Wednesday, May 28, 2008

Interview with PA's Kevin Kelley

Kevin Kelley, the head coach at Pulaski Academy, was interviewed on his views on the value of 7-on-7 competitions.

Arkansas Football Bloggers (AFB): What do you think are the most positive aspects of 7-on-7 football competitions?

Kevin Kelley (KK): 7 on 7 is important for many reasons. It is fantastic for developing competition and teaching kids how respond in adverse situations and times. It is good for the players to be together. It is a time for the upcoming seniors to develop leadership and for the coaches to determine who the leaders are going to be for the team from the skill positions. It is also a valuable evaluation tool.

AFB: How important is 7-on-7 for a team like Pulaski Academy that relies so heavily on the passing game?

KK: 7 on 7 is very important not only on offense, but on defense. Looking at our schedule this year, 7 of the 10 teams we play run a spread type offense. So our defense will see this the majority of the time this year. There are many different types of spread offenses and this gives us the opportunity to work against each, try some stuff out on defense, and work some time to evaluate our kids.

Offensively, it allows us to work on our timing and get our QB used to playing with the receivers that will be taking some graduating receivers places. We use it as a teaching tool as well to learn for each player to recognize coverages and how to adjust their routes to each. It also allows us to try different things on offense and helps make a determination on whether we want to install them for the fall season.

I think even if we were not a “passing” team, we would still attend 7 on 7 tournaments. It also puts the kids in competitive situations. I place a high value on competition and teaching kids to compete.

AFB: Can you tell us if there are any negative aspects of the 7-on-7 season?

KK: I see a lot more positives than negatives. The kids are playing football, getting work, and spending time together. These are all productive. The only possible negative would be risking injury. But kids are risking injury all summer mowing lawns, working, and going to the lake.

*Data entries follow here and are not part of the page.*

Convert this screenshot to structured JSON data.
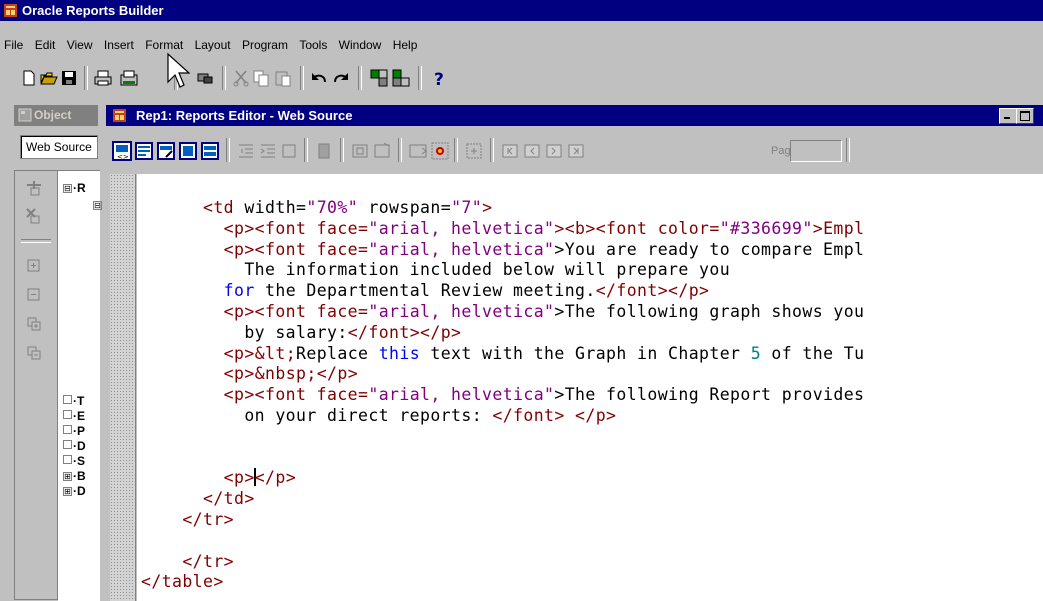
{
  "app": {
    "title": "Oracle Reports Builder"
  },
  "menu": [
    "File",
    "Edit",
    "View",
    "Insert",
    "Format",
    "Layout",
    "Program",
    "Tools",
    "Window",
    "Help"
  ],
  "toolbar_icons": [
    "new-icon",
    "open-icon",
    "save-icon",
    "print-icon",
    "print-preview-icon",
    "spellcheck-icon",
    "cut-icon",
    "copy-icon",
    "paste-icon",
    "undo-icon",
    "redo-icon",
    "run-icon",
    "compile-icon",
    "help-icon"
  ],
  "navigator": {
    "title": "Object",
    "view_select": "Web Source",
    "tree_items": [
      {
        "expander": "⊟",
        "label": "R"
      },
      {
        "expander": "⊟",
        "label": ""
      },
      {
        "expander": "",
        "label": "T"
      },
      {
        "expander": "",
        "label": "E"
      },
      {
        "expander": "",
        "label": "P"
      },
      {
        "expander": "",
        "label": "D"
      },
      {
        "expander": "",
        "label": "S"
      },
      {
        "expander": "⊞",
        "label": "B"
      },
      {
        "expander": "⊞",
        "label": "D"
      }
    ]
  },
  "editor": {
    "title": "Rep1: Reports Editor - Web Source",
    "page_label": "Page:",
    "page_value": ""
  },
  "code": {
    "l1": {
      "tag_open": "<td ",
      "a1": "width=",
      "v1": "\"70%\"",
      "a2": " rowspan=",
      "v2": "\"7\"",
      "tag_close": ">"
    },
    "l2": {
      "p_open": "<p><font face=",
      "face": "\"arial, helvetica\"",
      "mid": "><b><font color=",
      "color": "\"#336699\"",
      "rest": ">Empl"
    },
    "l3": {
      "p_open": "<p><font face=",
      "face": "\"arial, helvetica\"",
      "text": ">You are ready to compare Empl"
    },
    "l4": "The information included below will prepare you",
    "l5": {
      "kw": "for",
      "text": " the Departmental Review meeting.",
      "close": "</font></p>"
    },
    "l6": {
      "p_open": "<p><font face=",
      "face": "\"arial, helvetica\"",
      "text": ">The following graph shows you"
    },
    "l7": {
      "text": "by salary:",
      "close": "</font></p>"
    },
    "l8": {
      "p_open": "<p>",
      "ent": "&lt;",
      "t1": "Replace ",
      "kw": "this",
      "t2": " text with the Graph in Chapter ",
      "num": "5",
      "t3": " of the Tu"
    },
    "l9": {
      "p_open": "<p>",
      "ent": "&nbsp;",
      "close": "</p>"
    },
    "l10": {
      "p_open": "<p><font face=",
      "face": "\"arial, helvetica\"",
      "text": ">The following Report provides"
    },
    "l11": {
      "text": "on your direct reports: ",
      "close": "</font> </p>"
    },
    "l14a": "<p>",
    "l14b": "</p>",
    "l15": "</td>",
    "l16": "</tr>",
    "l18": "</tr>",
    "l19": "</table>"
  },
  "colors": {
    "title_bar": "#000080",
    "tag": "#800000",
    "attr_value": "#800080",
    "keyword": "#0000ff",
    "number": "#008080"
  }
}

AFB: Do 7-on-7 competitions and the spread passing attack over-emphasize the importance of skill position players to a team's success?

KK: I don’t think so at all, especially for spread teams. I think teams that don’t have the biggest kids up front equalize the game somewhat if they spread the field. At that point, you better be able to throw and catch and know how to work in space. So, 7 on 7 is just working towards exactly what needs to be accomplished during the summer. I think maybe the best answer would be, 7 on 7 simply highlights the skill positions because the lines are removed so their will be an easier visual on the skill positions.

AFB: How do you find ways to recognize the guys in the trenches doing the work that too often isn't recognized in the paper?

KK: It’s somewhat cliché and I think that the media is doing a better job of recognizing them, especially in college. Look at Jonathan Luigs. He is pretty much the poster boy for the Razorbacks now that McFadden is gone. But, we do impress the importance of our linemen to our entire team constantly. We also educate our skill guys that when they get a chance to speak to any type of media, to recognize the linemen and try to specifically mention names if at all possible. We also stress to our offensive skill people to mention the job that our defense does to get the ball back for them. I mention them personally at the beginning of conversations with the media. I know they want to hear about the skill guys so they will get that at the end while still paying attention.

AFB: Do you see any potential problems or conflicts on the horizon in either 7-on-7 or high school football in general?

KK: The potential problem I see with 7 on 7 came up this year. There was a two week “dead period” that was instituted by member schools of the AAA and the timing of it has made it difficult for many people to schedule 7 on 7 events. The reduction in number of tournaments, or overlapping tournaments because of the dead period has limited how many a school can attend. We are only going to two tournaments this year when we have attended 5 the last couple of years.

AFB: Is there anything else you would like to say about either 7-on-7 or high school football?

KK: Coaching high school football is a fantastic job for the most part. I don’t know what else I would do in life if not for that. 7 on 7 has become a separate season of its own and a great time for coaches to spend time with their kids in a competitive setting while finding time to develop a rapport with the upcoming kids in their programs. I hope it continues to flourish because in addition to all the things we have mentioned in the interview, it is helping our kids become better football players and allowing more scholarship opportunities to kids that might not have gotten them. A college coach who had some research recently told me that Arkansas produced more division one football players per capita than any other state. If that is true, I think 7 on 7 played a part in that.

AFB: Coach Kelley, thank you for taking the time to answer our questions. Good luck this summer and next season!

1 comment:

  1. Nice interview. It sounds like Coach Kelley and his staff have thought a lot about this stuff.